Look below and pull out each line with the word "Satin".

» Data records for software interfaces

......

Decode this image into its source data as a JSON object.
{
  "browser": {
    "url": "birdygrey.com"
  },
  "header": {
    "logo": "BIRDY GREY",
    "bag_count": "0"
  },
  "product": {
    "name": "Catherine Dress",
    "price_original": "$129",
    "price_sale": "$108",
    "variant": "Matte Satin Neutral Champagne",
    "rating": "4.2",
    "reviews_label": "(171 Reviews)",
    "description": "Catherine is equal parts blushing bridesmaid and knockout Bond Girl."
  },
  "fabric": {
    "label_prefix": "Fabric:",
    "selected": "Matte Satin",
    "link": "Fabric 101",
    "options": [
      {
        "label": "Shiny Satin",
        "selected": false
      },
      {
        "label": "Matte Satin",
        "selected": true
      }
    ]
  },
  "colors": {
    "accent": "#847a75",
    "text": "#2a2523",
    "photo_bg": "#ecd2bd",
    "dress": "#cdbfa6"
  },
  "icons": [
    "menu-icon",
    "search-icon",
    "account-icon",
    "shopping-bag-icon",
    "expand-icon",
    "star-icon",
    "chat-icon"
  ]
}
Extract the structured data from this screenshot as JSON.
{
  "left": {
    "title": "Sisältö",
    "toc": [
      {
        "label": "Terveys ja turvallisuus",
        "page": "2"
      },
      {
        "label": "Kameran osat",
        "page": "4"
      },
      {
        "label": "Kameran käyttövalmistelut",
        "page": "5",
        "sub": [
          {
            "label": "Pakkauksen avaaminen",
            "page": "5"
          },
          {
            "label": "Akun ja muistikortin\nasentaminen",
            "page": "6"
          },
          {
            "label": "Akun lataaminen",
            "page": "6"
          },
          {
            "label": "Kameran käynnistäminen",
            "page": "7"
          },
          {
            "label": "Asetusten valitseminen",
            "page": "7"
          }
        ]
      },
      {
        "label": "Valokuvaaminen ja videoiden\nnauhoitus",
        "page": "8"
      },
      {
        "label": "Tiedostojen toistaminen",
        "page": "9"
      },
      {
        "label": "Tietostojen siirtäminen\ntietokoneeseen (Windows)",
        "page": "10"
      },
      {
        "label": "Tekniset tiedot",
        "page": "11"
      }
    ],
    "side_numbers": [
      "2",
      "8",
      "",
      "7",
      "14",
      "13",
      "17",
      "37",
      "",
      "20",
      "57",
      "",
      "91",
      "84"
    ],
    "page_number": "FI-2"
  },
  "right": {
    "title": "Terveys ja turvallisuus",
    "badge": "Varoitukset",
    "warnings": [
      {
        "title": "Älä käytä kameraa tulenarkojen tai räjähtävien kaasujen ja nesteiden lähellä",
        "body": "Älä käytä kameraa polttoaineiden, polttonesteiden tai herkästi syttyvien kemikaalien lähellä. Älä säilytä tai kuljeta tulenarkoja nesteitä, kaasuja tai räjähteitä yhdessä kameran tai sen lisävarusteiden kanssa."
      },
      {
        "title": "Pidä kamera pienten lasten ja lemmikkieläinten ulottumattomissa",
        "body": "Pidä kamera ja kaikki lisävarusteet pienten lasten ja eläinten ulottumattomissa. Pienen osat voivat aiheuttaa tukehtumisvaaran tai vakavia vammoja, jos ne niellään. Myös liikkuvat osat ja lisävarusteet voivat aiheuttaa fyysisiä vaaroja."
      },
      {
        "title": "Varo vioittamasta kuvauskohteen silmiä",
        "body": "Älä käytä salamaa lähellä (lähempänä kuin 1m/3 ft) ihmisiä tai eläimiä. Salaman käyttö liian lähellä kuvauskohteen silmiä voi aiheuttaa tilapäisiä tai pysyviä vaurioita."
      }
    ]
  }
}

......

» Output for this exercise
    "variant": "Matte Satin Neutral Champagne",
    "selected": "Matte Satin",
        "label": "Shiny Satin",
        "label": "Matte Satin",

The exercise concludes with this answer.